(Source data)
--- START ---
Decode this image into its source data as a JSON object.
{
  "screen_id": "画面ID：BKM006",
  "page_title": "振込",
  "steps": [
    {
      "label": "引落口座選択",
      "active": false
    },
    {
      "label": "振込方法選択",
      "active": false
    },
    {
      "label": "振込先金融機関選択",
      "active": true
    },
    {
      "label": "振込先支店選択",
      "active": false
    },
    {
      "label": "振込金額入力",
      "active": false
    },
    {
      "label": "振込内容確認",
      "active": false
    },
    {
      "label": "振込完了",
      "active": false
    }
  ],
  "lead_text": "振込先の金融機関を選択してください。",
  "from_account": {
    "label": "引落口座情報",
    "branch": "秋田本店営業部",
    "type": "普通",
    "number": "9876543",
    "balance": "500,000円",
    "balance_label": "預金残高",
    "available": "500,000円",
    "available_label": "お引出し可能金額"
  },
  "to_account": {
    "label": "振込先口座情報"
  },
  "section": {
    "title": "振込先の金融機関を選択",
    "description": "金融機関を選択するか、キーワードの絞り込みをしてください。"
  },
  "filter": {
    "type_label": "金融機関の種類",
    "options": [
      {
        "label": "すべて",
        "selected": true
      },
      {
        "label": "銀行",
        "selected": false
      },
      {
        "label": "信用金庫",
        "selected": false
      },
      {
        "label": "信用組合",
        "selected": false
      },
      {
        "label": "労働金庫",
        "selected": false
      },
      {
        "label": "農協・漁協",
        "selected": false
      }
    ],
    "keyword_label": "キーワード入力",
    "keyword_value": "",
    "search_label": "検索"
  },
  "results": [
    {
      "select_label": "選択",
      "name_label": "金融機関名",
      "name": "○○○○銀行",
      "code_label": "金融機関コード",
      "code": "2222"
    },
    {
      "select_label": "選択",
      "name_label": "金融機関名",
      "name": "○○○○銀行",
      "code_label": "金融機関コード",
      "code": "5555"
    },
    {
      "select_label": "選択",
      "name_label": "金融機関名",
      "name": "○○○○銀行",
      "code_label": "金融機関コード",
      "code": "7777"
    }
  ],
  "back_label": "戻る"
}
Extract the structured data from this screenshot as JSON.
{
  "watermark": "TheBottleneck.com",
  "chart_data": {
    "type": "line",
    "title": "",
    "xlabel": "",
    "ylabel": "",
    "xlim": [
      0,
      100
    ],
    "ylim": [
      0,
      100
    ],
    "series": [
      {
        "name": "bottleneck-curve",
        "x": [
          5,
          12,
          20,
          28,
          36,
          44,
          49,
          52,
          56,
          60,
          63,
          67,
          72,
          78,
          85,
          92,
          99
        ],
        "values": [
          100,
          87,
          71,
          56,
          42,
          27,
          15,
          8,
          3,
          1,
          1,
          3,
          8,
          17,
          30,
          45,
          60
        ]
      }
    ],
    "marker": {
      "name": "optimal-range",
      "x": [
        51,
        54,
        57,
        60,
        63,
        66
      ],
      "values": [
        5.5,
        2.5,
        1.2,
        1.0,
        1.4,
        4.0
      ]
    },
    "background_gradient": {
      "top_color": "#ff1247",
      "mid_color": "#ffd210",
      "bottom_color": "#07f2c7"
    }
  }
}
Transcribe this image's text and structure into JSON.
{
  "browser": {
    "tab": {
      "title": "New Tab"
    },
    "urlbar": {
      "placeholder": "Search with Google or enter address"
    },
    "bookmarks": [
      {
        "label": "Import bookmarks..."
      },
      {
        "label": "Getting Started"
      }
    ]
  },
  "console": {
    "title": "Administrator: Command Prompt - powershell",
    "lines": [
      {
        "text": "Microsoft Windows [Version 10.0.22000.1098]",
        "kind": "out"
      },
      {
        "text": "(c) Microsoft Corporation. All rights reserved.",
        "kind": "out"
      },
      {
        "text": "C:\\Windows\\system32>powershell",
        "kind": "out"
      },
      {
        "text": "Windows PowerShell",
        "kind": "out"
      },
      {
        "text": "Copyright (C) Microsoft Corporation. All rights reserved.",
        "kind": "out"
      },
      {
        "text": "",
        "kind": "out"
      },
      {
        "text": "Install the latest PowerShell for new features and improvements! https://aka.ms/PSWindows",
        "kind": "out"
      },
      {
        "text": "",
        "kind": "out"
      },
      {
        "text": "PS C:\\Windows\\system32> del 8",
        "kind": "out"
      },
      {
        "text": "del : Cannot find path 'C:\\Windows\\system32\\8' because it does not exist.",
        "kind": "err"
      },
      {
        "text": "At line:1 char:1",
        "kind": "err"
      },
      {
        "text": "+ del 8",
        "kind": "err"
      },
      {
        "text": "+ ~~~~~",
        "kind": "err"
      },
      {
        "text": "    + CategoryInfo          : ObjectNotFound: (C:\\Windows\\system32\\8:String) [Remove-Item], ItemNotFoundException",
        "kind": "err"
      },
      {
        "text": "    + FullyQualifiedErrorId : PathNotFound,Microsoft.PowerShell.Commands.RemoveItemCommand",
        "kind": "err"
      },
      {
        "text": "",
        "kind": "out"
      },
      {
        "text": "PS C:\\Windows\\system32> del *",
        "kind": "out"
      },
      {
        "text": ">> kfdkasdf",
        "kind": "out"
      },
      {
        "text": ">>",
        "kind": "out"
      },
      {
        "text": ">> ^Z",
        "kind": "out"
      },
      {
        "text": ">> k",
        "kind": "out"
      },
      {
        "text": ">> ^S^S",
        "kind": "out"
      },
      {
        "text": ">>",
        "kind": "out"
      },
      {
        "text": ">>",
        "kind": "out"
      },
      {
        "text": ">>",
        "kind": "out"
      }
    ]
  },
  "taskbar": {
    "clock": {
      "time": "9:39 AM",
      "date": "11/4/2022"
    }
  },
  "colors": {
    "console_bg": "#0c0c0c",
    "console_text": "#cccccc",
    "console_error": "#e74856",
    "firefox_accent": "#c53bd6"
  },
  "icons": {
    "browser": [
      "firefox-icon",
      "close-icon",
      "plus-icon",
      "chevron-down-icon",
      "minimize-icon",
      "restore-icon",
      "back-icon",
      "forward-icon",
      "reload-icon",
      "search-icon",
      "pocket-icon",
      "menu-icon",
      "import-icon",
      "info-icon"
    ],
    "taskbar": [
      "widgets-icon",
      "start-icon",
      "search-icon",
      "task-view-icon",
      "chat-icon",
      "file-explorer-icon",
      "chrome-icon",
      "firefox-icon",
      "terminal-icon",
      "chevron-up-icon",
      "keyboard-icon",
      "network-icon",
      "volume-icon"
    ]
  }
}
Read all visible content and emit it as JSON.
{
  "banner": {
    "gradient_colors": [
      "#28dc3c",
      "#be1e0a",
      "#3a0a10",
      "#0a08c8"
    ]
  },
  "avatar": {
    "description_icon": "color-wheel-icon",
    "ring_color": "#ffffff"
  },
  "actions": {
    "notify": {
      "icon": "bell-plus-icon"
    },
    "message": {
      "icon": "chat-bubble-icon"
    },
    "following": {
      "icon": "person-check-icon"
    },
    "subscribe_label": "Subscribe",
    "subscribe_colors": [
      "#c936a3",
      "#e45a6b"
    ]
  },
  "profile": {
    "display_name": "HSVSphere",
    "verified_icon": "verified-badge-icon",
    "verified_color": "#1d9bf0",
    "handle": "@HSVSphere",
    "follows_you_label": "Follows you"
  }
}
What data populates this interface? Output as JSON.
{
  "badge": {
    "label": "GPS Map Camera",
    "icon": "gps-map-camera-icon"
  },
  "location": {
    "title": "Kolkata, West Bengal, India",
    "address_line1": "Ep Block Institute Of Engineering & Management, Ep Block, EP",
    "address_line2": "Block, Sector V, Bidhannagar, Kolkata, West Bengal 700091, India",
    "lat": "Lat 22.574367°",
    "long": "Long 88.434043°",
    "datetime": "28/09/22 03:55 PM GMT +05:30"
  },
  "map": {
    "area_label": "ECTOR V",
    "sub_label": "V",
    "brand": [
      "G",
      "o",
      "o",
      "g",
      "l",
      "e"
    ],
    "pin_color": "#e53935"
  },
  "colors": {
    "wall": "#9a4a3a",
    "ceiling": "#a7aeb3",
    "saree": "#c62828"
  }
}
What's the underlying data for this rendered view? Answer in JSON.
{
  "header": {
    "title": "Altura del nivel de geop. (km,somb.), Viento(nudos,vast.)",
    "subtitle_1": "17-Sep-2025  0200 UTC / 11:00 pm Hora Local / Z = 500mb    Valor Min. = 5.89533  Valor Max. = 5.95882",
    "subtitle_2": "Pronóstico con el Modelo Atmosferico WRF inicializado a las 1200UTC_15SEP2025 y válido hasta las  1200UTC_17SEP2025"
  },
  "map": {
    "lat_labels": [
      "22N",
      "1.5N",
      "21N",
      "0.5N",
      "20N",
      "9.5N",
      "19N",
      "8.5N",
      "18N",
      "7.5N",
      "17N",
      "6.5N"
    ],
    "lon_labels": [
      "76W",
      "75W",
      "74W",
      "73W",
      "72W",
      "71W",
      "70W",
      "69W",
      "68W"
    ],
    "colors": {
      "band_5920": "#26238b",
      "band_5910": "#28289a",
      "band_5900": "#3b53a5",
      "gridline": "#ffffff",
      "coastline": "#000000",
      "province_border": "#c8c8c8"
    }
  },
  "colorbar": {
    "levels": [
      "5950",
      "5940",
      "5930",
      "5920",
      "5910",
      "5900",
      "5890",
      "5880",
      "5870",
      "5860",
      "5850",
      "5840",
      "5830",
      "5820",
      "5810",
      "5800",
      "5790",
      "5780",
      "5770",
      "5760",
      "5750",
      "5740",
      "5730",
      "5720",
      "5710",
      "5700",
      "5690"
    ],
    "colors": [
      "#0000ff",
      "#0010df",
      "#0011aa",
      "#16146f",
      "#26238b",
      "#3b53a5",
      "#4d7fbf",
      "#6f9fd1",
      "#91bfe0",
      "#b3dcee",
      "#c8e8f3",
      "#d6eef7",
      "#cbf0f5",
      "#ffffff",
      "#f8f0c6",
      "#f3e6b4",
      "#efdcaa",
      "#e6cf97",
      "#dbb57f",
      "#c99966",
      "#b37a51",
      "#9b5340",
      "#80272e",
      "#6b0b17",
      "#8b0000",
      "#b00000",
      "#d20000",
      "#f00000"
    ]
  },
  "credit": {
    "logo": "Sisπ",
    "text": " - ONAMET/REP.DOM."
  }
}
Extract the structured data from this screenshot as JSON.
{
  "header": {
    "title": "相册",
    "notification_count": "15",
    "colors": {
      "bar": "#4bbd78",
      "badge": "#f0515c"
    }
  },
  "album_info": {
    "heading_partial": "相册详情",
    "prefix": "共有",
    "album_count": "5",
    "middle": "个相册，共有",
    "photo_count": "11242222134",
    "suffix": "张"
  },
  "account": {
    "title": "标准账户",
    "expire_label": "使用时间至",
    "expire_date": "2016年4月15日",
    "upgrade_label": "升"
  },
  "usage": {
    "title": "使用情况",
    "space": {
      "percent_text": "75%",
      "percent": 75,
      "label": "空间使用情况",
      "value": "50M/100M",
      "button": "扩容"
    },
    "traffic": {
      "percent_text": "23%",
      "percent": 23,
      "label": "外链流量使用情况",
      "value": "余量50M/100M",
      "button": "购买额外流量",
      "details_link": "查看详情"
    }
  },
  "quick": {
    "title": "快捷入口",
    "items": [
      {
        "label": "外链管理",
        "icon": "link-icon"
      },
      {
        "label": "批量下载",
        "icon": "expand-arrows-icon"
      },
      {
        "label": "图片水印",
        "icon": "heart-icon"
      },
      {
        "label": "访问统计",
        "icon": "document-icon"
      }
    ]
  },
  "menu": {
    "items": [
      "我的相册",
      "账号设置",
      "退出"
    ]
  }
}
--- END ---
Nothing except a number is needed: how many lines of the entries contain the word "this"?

RESPONSE TO THE EXERCISE: 6